Margarita FolkPosted by

This is a companion piece to my article, “Fine Craft Wholesale Shows: A Review of the Philadelphia Buyer’s Market Visiting Artists Program,” also on this site.

In June, 2006 I attended the Philadelphia Buyer’s Market of American Craft Visiting Artists Program. The presenters offered lots of wisdom and nuts-and-bolts tips on wholesaling for artists just starting out in the wholesale market. Here are a few of the golden nuggets I picked up:

Craft consultant Bruce Baker and gallery owner Nancy Marcoe suggested finding markets not just at craft shows, but also at professional association conventions and special interest shows – anywhere potential customers may be. To keep on top of trends, watch TV commercials and subscribe to three magazines – such as Real Simple, W Magazine, and Vanity Fair – just to look at the pictures: “The trail to the market is through trends.”

Common markup for galleries is 2.2 to 3, especially in higher rent areas.
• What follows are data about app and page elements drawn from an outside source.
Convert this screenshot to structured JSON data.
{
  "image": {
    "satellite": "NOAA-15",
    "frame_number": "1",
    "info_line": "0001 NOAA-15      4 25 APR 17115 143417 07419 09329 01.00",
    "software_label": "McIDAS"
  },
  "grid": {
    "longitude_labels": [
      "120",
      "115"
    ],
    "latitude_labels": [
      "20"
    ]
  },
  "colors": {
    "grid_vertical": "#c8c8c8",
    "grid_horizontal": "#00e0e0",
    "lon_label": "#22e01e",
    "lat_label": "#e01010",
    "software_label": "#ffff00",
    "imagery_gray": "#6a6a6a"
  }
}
Your wholesale prices should reflect that. Tell customers that if a line doesn’t work for them, they can trade it back. While a grouping of your work might sell well, the last stranded three will likely sit there forever, said Baker. Rather than let those pieces wend their way into the “Sale” basket, why not offer to trade them for fresh inventory with new designs?

Inside your shipping box, pack a list of selling points for the sales staff (along with a couple of chocolate truffles). The staff will get instant sales training tailored to your work when they put your pieces on display.

In a tough economy, artists are smart to have low price points as well as high. To keep artists’ production costs down, lower priced pieces should require very little finishing.

One benefit to wholesaling over retailing is the relative ease with which one can build a national reputation (“The banks will love it, and so will Mom and Dad,” said Baker).

Baker also touched upon key operational strategies – from sourcing inventory (“Play hardball with your suppliers”) to shipping (“Keep all promises”). Merchant card services have phased out the “proforma” method of order taking. Today, all you need to do is take the customer’s credit card number and run it through when you ship.

Good contracts are vital to operations, noted Judie Raiford of Raiford Gallery. “Don’t leave anything to chance.” Fulfilling your responsibilities is paramount: “Deliver on time, and deliver what you promise.” Spread out your work across the country. “Don’t be in two galleries within emotional distance from one another,” said Raiford.

Omit contact information from your “care cards” (the information cards passed out to customers). Gallery owners bristle at the idea of customers using their space as glamorous showrooms for your online store. I heard this message repeatedly during the weekend: If you’re trying to wholesale and you have shopping cart capability on your website, you will be shunned.

Wendy Rosen explained that multiple revenue streams are often a must for artists. Think about selling some production pieces under a separate company name (a la Dale Chihuli’s Portland Press sidelines), writing books, and developing specialized products for narrower markets. For example, at the National Baptist Convention there’s a market just for fancy hats, selling for $1,000 each.

Source by Alice Horrigan